Omit the pictures, please, and give each record below again exactly.

Data about app and page elements:
◇ ◇ ◇ ◇ ◇ ◇ ◇

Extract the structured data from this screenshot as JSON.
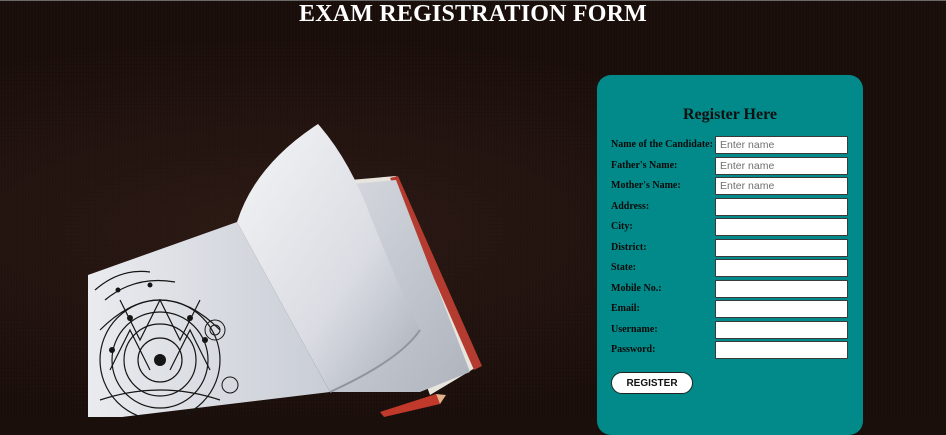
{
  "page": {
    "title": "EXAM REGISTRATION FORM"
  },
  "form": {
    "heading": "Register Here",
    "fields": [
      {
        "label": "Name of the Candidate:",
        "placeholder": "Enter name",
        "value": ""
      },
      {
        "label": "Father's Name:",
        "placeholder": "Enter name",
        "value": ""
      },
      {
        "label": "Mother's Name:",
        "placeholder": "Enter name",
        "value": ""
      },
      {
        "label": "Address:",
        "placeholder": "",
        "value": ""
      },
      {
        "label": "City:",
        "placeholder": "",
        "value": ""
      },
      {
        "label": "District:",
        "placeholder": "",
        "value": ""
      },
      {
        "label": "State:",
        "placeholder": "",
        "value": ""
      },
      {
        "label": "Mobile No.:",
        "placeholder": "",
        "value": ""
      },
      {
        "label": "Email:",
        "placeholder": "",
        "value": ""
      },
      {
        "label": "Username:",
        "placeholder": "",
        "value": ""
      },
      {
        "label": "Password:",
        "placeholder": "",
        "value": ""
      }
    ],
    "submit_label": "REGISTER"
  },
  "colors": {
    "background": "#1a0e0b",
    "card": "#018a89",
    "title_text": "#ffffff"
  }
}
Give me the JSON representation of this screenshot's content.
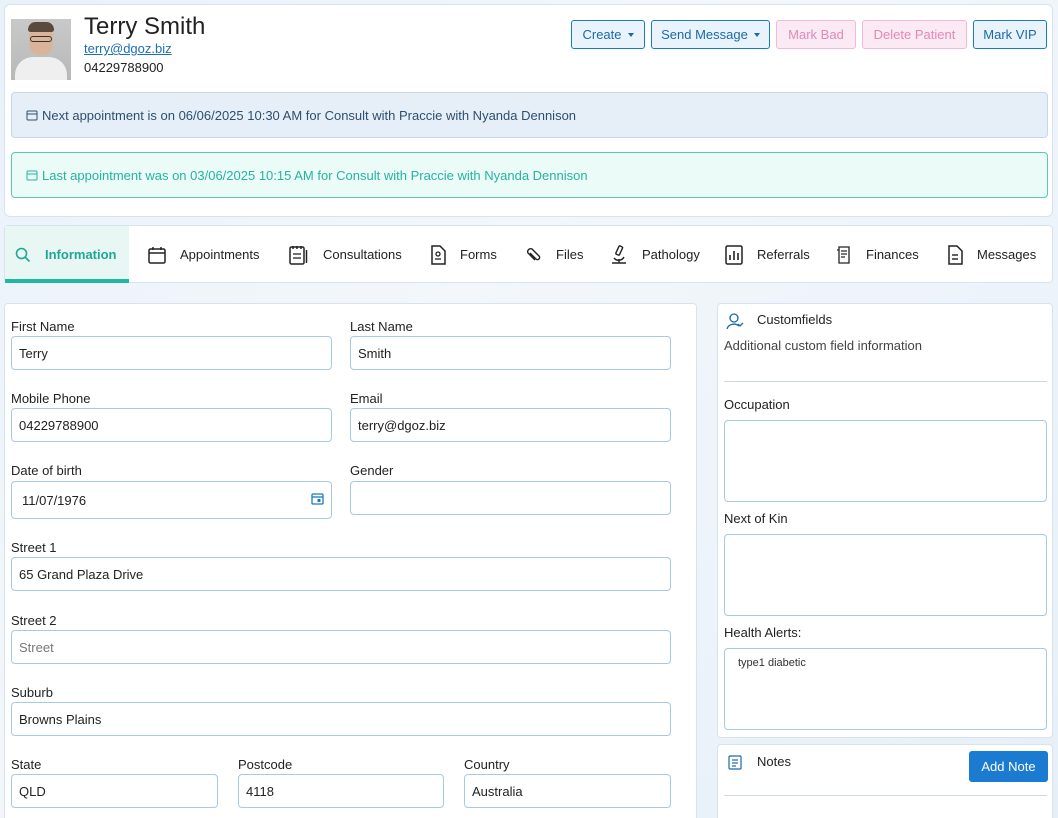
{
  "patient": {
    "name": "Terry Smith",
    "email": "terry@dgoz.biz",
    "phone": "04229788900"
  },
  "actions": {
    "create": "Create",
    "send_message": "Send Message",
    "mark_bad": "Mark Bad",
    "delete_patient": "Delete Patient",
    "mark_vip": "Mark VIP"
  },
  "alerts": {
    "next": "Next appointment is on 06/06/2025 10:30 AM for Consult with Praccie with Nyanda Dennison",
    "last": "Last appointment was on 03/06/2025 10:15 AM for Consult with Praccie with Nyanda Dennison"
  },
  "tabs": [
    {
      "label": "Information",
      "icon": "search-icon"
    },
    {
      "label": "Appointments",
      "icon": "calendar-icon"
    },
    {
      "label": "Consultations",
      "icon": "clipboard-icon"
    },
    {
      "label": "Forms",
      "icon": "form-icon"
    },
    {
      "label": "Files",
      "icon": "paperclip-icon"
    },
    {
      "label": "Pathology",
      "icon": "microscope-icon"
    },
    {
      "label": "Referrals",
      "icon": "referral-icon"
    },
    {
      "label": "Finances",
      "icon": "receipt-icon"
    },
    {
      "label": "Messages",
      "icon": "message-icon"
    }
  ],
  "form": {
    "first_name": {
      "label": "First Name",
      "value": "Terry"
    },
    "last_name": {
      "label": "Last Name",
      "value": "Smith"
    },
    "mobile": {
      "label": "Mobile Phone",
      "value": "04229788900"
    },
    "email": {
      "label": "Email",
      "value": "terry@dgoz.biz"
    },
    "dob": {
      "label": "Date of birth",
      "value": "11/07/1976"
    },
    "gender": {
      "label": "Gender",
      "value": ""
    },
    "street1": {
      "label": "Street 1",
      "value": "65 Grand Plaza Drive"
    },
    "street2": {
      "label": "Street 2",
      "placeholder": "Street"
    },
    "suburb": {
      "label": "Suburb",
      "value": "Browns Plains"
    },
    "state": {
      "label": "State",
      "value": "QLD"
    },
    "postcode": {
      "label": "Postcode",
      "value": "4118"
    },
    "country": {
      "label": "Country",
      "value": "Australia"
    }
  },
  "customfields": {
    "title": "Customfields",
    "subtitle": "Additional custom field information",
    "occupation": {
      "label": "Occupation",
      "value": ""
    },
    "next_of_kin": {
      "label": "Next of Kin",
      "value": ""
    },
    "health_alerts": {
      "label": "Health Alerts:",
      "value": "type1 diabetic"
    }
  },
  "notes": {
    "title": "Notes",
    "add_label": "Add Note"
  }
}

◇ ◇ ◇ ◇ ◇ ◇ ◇

Response box:
Extract the structured data from this screenshot as JSON.
{
  "page": {
    "title": "EXAM REGISTRATION FORM"
  },
  "form": {
    "heading": "Register Here",
    "fields": [
      {
        "label": "Name of the Candidate:",
        "placeholder": "Enter name",
        "value": ""
      },
      {
        "label": "Father's Name:",
        "placeholder": "Enter name",
        "value": ""
      },
      {
        "label": "Mother's Name:",
        "placeholder": "Enter name",
        "value": ""
      },
      {
        "label": "Address:",
        "placeholder": "",
        "value": ""
      },
      {
        "label": "City:",
        "placeholder": "",
        "value": ""
      },
      {
        "label": "District:",
        "placeholder": "",
        "value": ""
      },
      {
        "label": "State:",
        "placeholder": "",
        "value": ""
      },
      {
        "label": "Mobile No.:",
        "placeholder": "",
        "value": ""
      },
      {
        "label": "Email:",
        "placeholder": "",
        "value": ""
      },
      {
        "label": "Username:",
        "placeholder": "",
        "value": ""
      },
      {
        "label": "Password:",
        "placeholder": "",
        "value": ""
      }
    ],
    "submit_label": "REGISTER"
  },
  "colors": {
    "background": "#1a0e0b",
    "card": "#018a89",
    "title_text": "#ffffff"
  }
}
Give me the JSON representation of this screenshot's content.
{
  "patient": {
    "name": "Terry Smith",
    "email": "terry@dgoz.biz",
    "phone": "04229788900"
  },
  "actions": {
    "create": "Create",
    "send_message": "Send Message",
    "mark_bad": "Mark Bad",
    "delete_patient": "Delete Patient",
    "mark_vip": "Mark VIP"
  },
  "alerts": {
    "next": "Next appointment is on 06/06/2025 10:30 AM for Consult with Praccie with Nyanda Dennison",
    "last": "Last appointment was on 03/06/2025 10:15 AM for Consult with Praccie with Nyanda Dennison"
  },
  "tabs": [
    {
      "label": "Information",
      "icon": "search-icon"
    },
    {
      "label": "Appointments",
      "icon": "calendar-icon"
    },
    {
      "label": "Consultations",
      "icon": "clipboard-icon"
    },
    {
      "label": "Forms",
      "icon": "form-icon"
    },
    {
      "label": "Files",
      "icon": "paperclip-icon"
    },
    {
      "label": "Pathology",
      "icon": "microscope-icon"
    },
    {
      "label": "Referrals",
      "icon": "referral-icon"
    },
    {
      "label": "Finances",
      "icon": "receipt-icon"
    },
    {
      "label": "Messages",
      "icon": "message-icon"
    }
  ],
  "form": {
    "first_name": {
      "label": "First Name",
      "value": "Terry"
    },
    "last_name": {
      "label": "Last Name",
      "value": "Smith"
    },
    "mobile": {
      "label": "Mobile Phone",
      "value": "04229788900"
    },
    "email": {
      "label": "Email",
      "value": "terry@dgoz.biz"
    },
    "dob": {
      "label": "Date of birth",
      "value": "11/07/1976"
    },
    "gender": {
      "label": "Gender",
      "value": ""
    },
    "street1": {
      "label": "Street 1",
      "value": "65 Grand Plaza Drive"
    },
    "street2": {
      "label": "Street 2",
      "placeholder": "Street"
    },
    "suburb": {
      "label": "Suburb",
      "value": "Browns Plains"
    },
    "state": {
      "label": "State",
      "value": "QLD"
    },
    "postcode": {
      "label": "Postcode",
      "value": "4118"
    },
    "country": {
      "label": "Country",
      "value": "Australia"
    }
  },
  "customfields": {
    "title": "Customfields",
    "subtitle": "Additional custom field information",
    "occupation": {
      "label": "Occupation",
      "value": ""
    },
    "next_of_kin": {
      "label": "Next of Kin",
      "value": ""
    },
    "health_alerts": {
      "label": "Health Alerts:",
      "value": "type1 diabetic"
    }
  },
  "notes": {
    "title": "Notes",
    "add_label": "Add Note"
  }
}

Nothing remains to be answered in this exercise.